to study how infants, children, and adults perceive, attend and learn about their
social environment. Her projects also focus on the development and validation of biomarkers
that may be used to understand the course of development and treatment response in
children with disruption in social and communication function such as autism spectrum
disorder, 16p11.2 deletion syndrome, and other neurodevelopmental disorders.
Dr. Kevin LaBar
Professor in Psychology and Neuroscience, Duke University
Dr. LaBar's research focuses on understanding how emotional events modulate cognitive
processes in the human brain. He aims to identify brain regions that encode the emotional
properties of sensory stimuli, and to show how these regions interact with neural
systems supporting social cognition, executive control, and learning and memory. To
achieve this goal, he uses a variety of cognitive neuroscience techniques in human
subject populations. These include psychophysiological monitoring, functional magnetic
resonance imaging (fMRI), machine learning, and behavioral studies in healthy adults
as well as psychiatric patients. His integrative approach capitalizes on recent advances
in the field and may lead to new insights into cognitive-emotional interactions in
Dr. Scott Huettel
Professor in Psychology and Neuroscience, Duke University
Dr. Huettel studies the neural basis of decision making and related aspects of cognition.
Key techniques include functional neuroimaging, computational modeling, eye tracking
and other behavioral measurements, genetic and hormonal analyses, and other behavioral
and physiological measures in human participants. Many decisions lead to consequences
for others. Dr. Huettel explores several sorts of social decisions: those that involve
personal sacrifice for another’s benefit (e.g., choices in a competitive game). He
adopts the working hypothesis that, throughout evolutionary time, many of the most
critical decisions were social, not economic. Thus, neural systems for the adaptive
control of behavior often acted to achieve social goals, in concert with systems for
understanding the cognitions and desires of others. He believes that this is an important
and understudied area of research — one that will merge with neuroeconomics over the

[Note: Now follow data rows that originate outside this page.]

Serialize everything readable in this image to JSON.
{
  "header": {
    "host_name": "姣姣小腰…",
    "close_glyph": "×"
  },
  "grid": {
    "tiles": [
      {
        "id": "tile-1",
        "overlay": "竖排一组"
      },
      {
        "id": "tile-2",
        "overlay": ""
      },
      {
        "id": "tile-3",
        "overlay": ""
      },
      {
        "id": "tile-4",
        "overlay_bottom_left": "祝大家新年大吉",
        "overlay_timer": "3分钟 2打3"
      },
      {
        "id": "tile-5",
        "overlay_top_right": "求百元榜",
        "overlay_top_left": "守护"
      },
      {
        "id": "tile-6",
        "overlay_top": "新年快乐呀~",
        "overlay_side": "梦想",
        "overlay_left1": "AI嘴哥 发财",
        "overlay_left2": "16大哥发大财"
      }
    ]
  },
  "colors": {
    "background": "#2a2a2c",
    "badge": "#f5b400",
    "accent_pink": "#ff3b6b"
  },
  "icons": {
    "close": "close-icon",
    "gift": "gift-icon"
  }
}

Dr. Caitlin Hudac
Associate Professor, Psychology
Dr. Hudac's research focuses on brain development in infants, children, and adults
with neurodevelopmental disorders (NDDs) and with a genetic mutation linked to NDDs.
She uses multiple techniques (EEG, ERP, eye tracking, fMRI) to target the underlying
biology associated with social attention and cognition. She is the current Steering
Director of USC's Carolina Autism and Neurodevelopment (CAN) Research Center.
Dr. Lisa Johnson Norris
Research Assistant Professor, Communication Sciences and Disorders
Lisa Johnson Norris, Ph.D., is a Research Assistant Professor in the Aphasia Lab.
Prior to completing her doctoral degree at UofSC, she received her B.S. from Arizona
State University in Speech and Hearing Science where she found a passion for studying
adult neurogenic disorders. Her primary research interests include investigating the
behavioral and neural factors which predict treatment response and aphasia severity,
how neural synchrony can impact language ability, and the effects of social support
on post-stroke recovery.
Dr. Douglas Wedell
The motivating force behind Dr. Wedell's research has been an attempt to better understand
how context affects how we think about, feel, and interact with the world. He has
studied context effects by altering the nature of the stimulus or choice set, changing
features of the task, such as the mode of presentation or the type or response required,
and manipulating the framing of the information being considered. His research is
characterized by development of quantitative models that explain judgment, decision,
and memory processes.
Representations and Consequences of Affect: Dr. Wedell has collaborated with Dr. Svetlana Shinkareva on several projects that
are aimed at better understanding the neural representation of affect and how this
representation links to representations derived from behavioral measures. In addition,
in collaboration with Jongwan Kim, Dr. Wedell has examined how inducing affective
states related to valence and arousal impact risky choice.